**Try it:** Every line containing the word "Motion" must be pulled from the records.

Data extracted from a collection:
....................

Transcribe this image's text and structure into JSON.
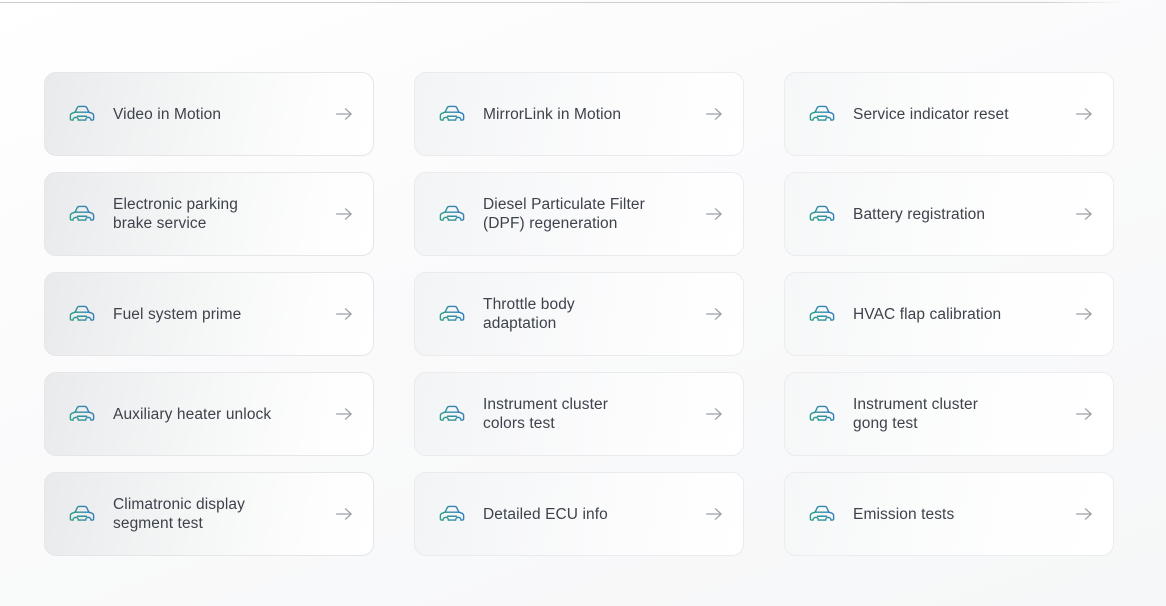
{
  "page": {
    "background_color": "#fbfbfc",
    "divider_color": "#cbced3"
  },
  "theme": {
    "card_border_color": "#e8eaed",
    "label_color": "#3d424b",
    "arrow_color": "#9aa0a6",
    "icon_gradient_start": "#2fa37a",
    "icon_gradient_end": "#3b6fd4"
  },
  "icons": {
    "card_icon": "car-front-icon",
    "card_action": "arrow-right-icon"
  },
  "grid": {
    "columns": 3,
    "rows": 5,
    "cards": [
      {
        "label": "Video in Motion",
        "column": 0,
        "row": 0
      },
      {
        "label": "MirrorLink in Motion",
        "column": 1,
        "row": 0
      },
      {
        "label": "Service indicator reset",
        "column": 2,
        "row": 0
      },
      {
        "label": "Electronic parking\nbrake service",
        "column": 0,
        "row": 1
      },
      {
        "label": "Diesel Particulate Filter\n(DPF) regeneration",
        "column": 1,
        "row": 1
      },
      {
        "label": "Battery registration",
        "column": 2,
        "row": 1
      },
      {
        "label": "Fuel system prime",
        "column": 0,
        "row": 2
      },
      {
        "label": "Throttle body\nadaptation",
        "column": 1,
        "row": 2
      },
      {
        "label": "HVAC flap calibration",
        "column": 2,
        "row": 2
      },
      {
        "label": "Auxiliary heater unlock",
        "column": 0,
        "row": 3
      },
      {
        "label": "Instrument cluster\ncolors test",
        "column": 1,
        "row": 3
      },
      {
        "label": "Instrument cluster\ngong test",
        "column": 2,
        "row": 3
      },
      {
        "label": "Climatronic display\nsegment test",
        "column": 0,
        "row": 4
      },
      {
        "label": "Detailed ECU info",
        "column": 1,
        "row": 4
      },
      {
        "label": "Emission tests",
        "column": 2,
        "row": 4
      }
    ]
  }
}
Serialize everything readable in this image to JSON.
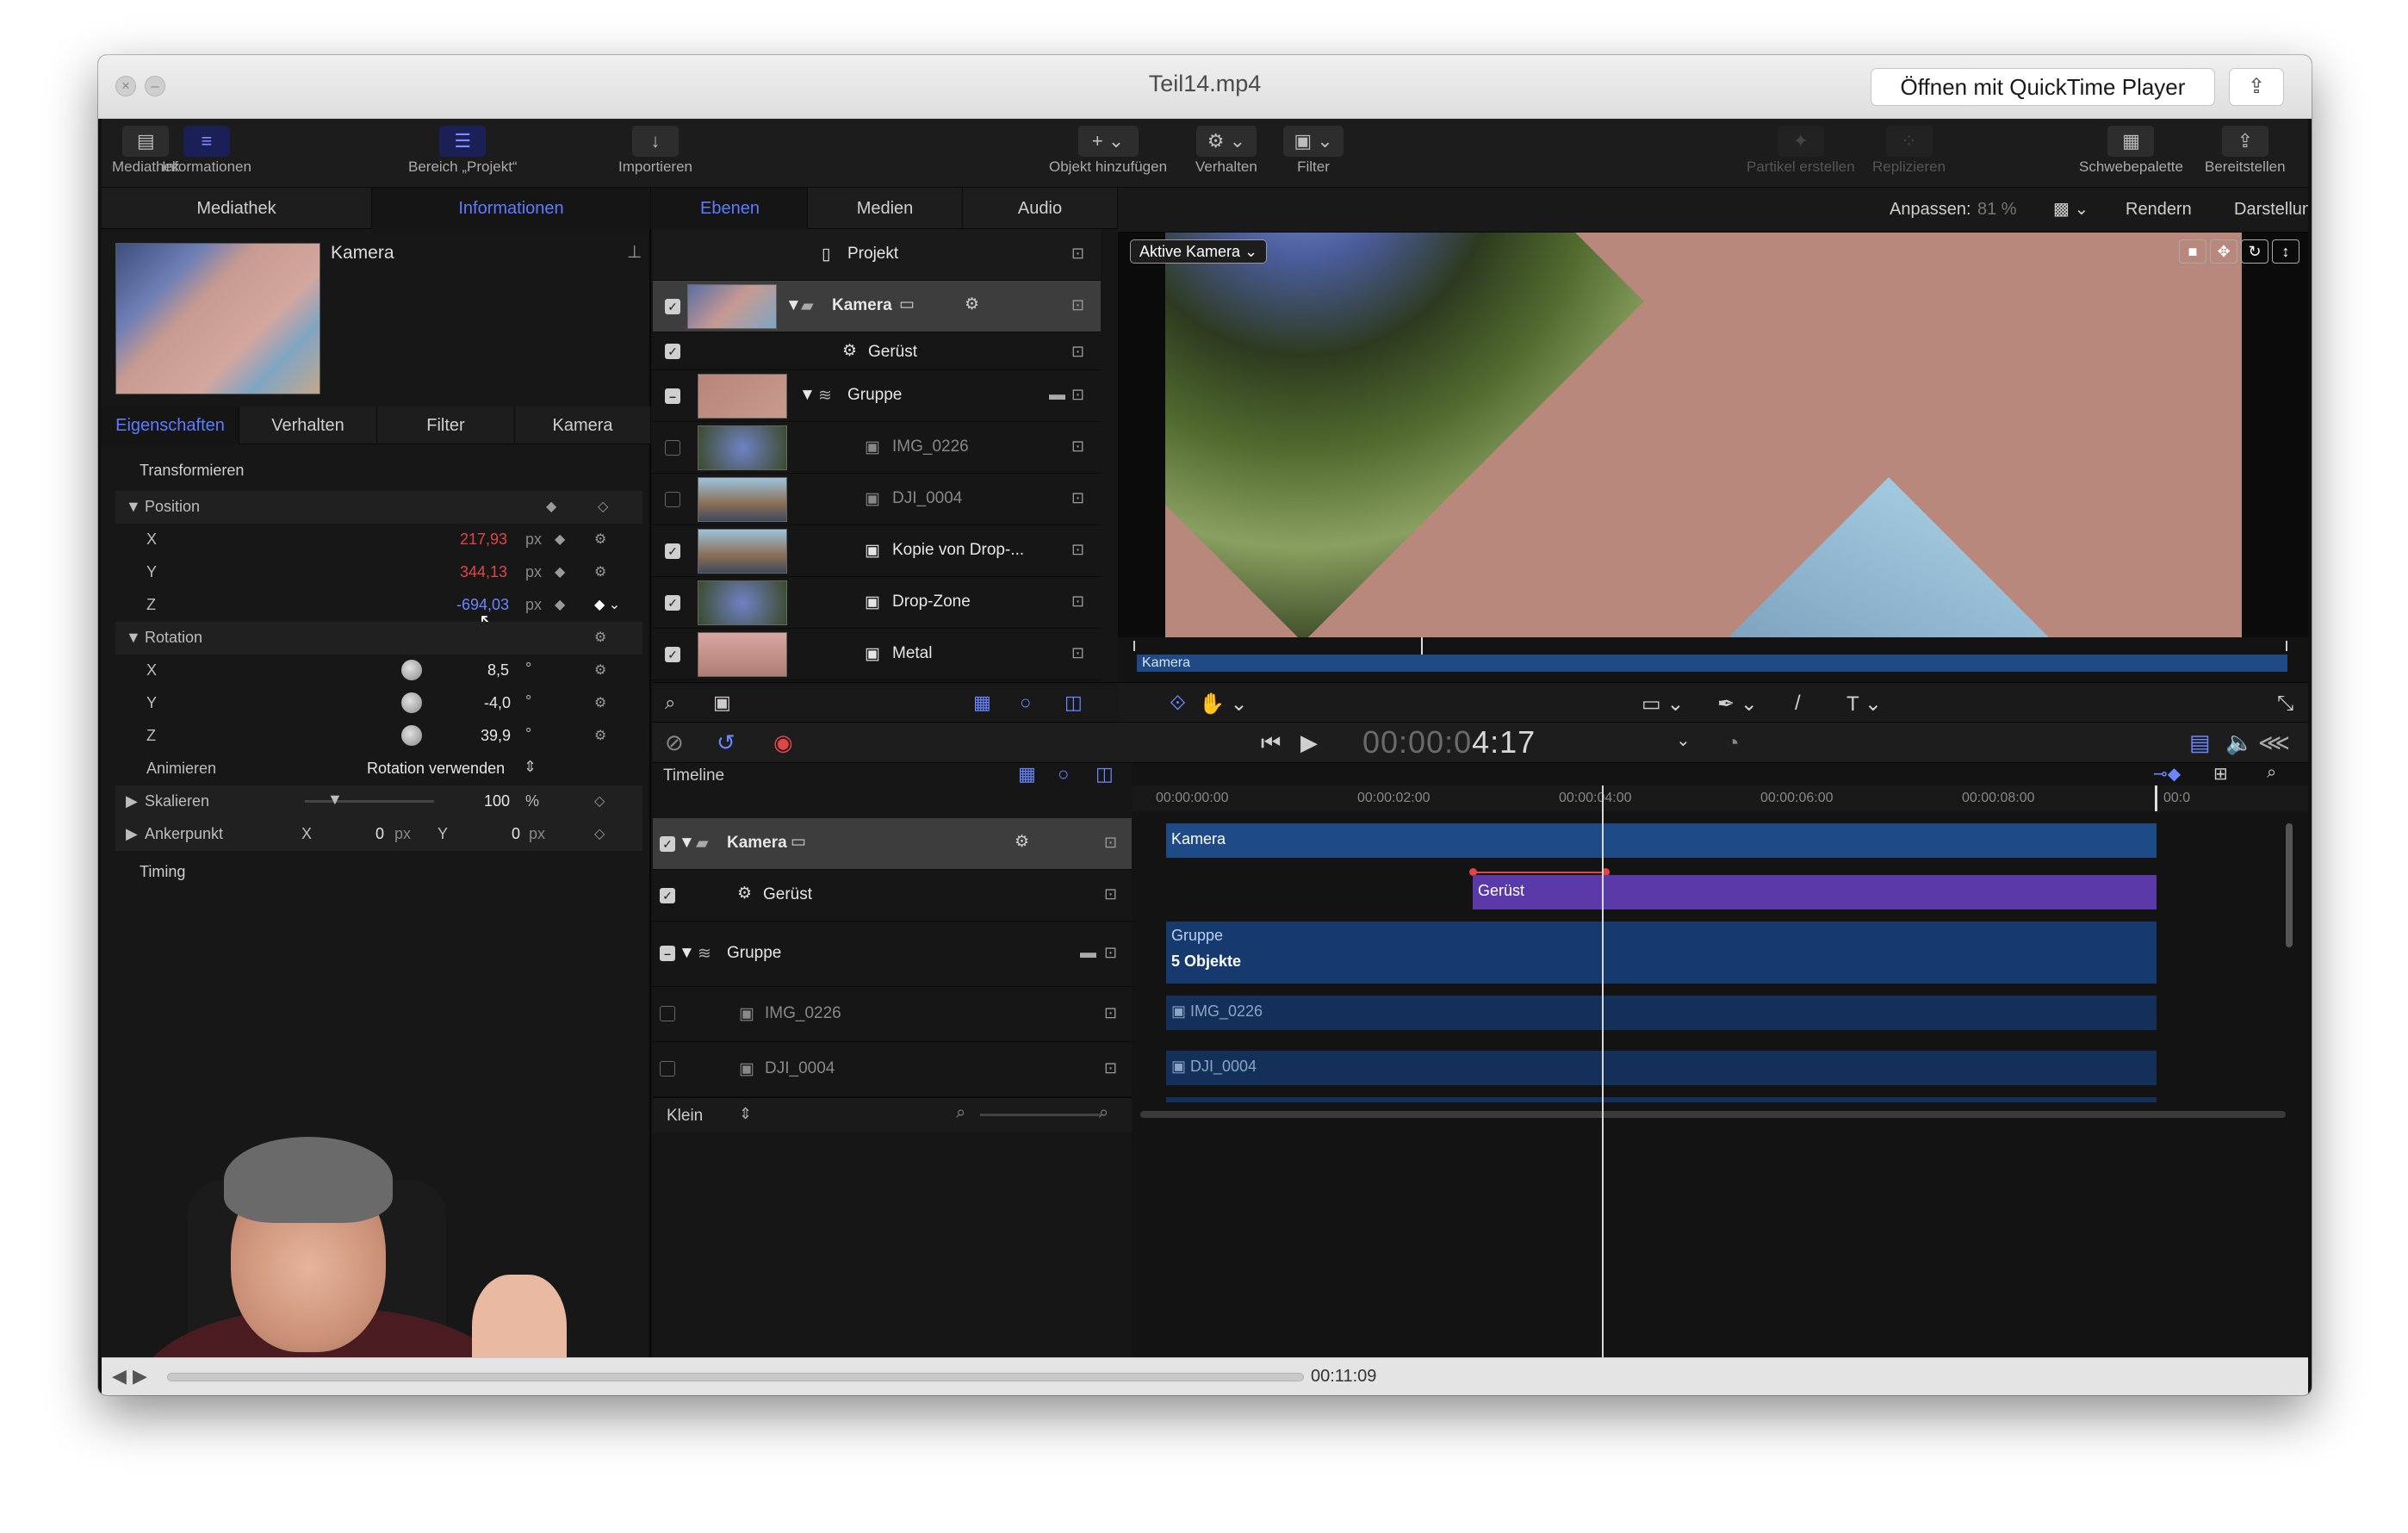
{
  "window": {
    "title": "Teil14.mp4",
    "open_with_label": "Öffnen mit QuickTime Player"
  },
  "toolbar": {
    "library": "Mediathek",
    "inspector": "Informationen",
    "project_pane": "Bereich „Projekt“",
    "import": "Importieren",
    "add_object": "Objekt hinzufügen",
    "behaviors": "Verhalten",
    "filters": "Filter",
    "make_particles": "Partikel erstellen",
    "replicate": "Replizieren",
    "hud": "Schwebepalette",
    "share": "Bereitstellen"
  },
  "left_panel": {
    "tabs": [
      "Mediathek",
      "Informationen"
    ],
    "object_name": "Kamera",
    "subtabs": [
      "Eigenschaften",
      "Verhalten",
      "Filter",
      "Kamera"
    ],
    "transform_label": "Transformieren",
    "position_label": "Position",
    "pos_x_label": "X",
    "pos_x": "217,93",
    "pos_y_label": "Y",
    "pos_y": "344,13",
    "pos_z_label": "Z",
    "pos_z": "-694,03",
    "unit_px": "px",
    "rotation_label": "Rotation",
    "rot_x_label": "X",
    "rot_x": "8,5",
    "rot_y_label": "Y",
    "rot_y": "-4,0",
    "rot_z_label": "Z",
    "rot_z": "39,9",
    "deg": "°",
    "animate_label": "Animieren",
    "animate_value": "Rotation verwenden",
    "scale_label": "Skalieren",
    "scale_value": "100",
    "pct": "%",
    "anchor_label": "Ankerpunkt",
    "anchor_x_label": "X",
    "anchor_x": "0",
    "anchor_y_label": "Y",
    "anchor_y": "0",
    "timing_label": "Timing"
  },
  "layers_panel": {
    "tabs": [
      "Ebenen",
      "Medien",
      "Audio"
    ],
    "project_label": "Projekt",
    "rows": [
      "Kamera",
      "Gerüst",
      "Gruppe",
      "IMG_0226",
      "DJI_0004",
      "Kopie von Drop-...",
      "Drop-Zone",
      "Metal"
    ]
  },
  "viewer": {
    "fit_label": "Anpassen:",
    "fit_value": "81 %",
    "render_label": "Rendern",
    "view_label": "Darstellung",
    "camera_menu": "Aktive Kamera",
    "scrub_label": "Kamera"
  },
  "transport": {
    "timecode_dim": "00:00:0",
    "timecode": "4:17"
  },
  "timeline": {
    "label": "Timeline",
    "ruler": [
      "00:00:00:00",
      "00:00:02:00",
      "00:00:04:00",
      "00:00:06:00",
      "00:00:08:00",
      "00:0"
    ],
    "rows": [
      "Kamera",
      "Gerüst",
      "Gruppe",
      "IMG_0226",
      "DJI_0004"
    ],
    "clips": {
      "kamera": "Kamera",
      "geruest": "Gerüst",
      "gruppe": "Gruppe",
      "objects": "5 Objekte",
      "img": "IMG_0226",
      "dji": "DJI_0004"
    },
    "size_label": "Klein"
  },
  "player": {
    "time_remaining": "00:11:09"
  },
  "colors": {
    "accent": "#5d7cff",
    "keyed_red": "#e04646",
    "clip_blue": "#1e4a86",
    "clip_purple": "#5a3aa8"
  }
}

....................

**Solution:**
        "label": "Video in Motion",
        "label": "MirrorLink in Motion",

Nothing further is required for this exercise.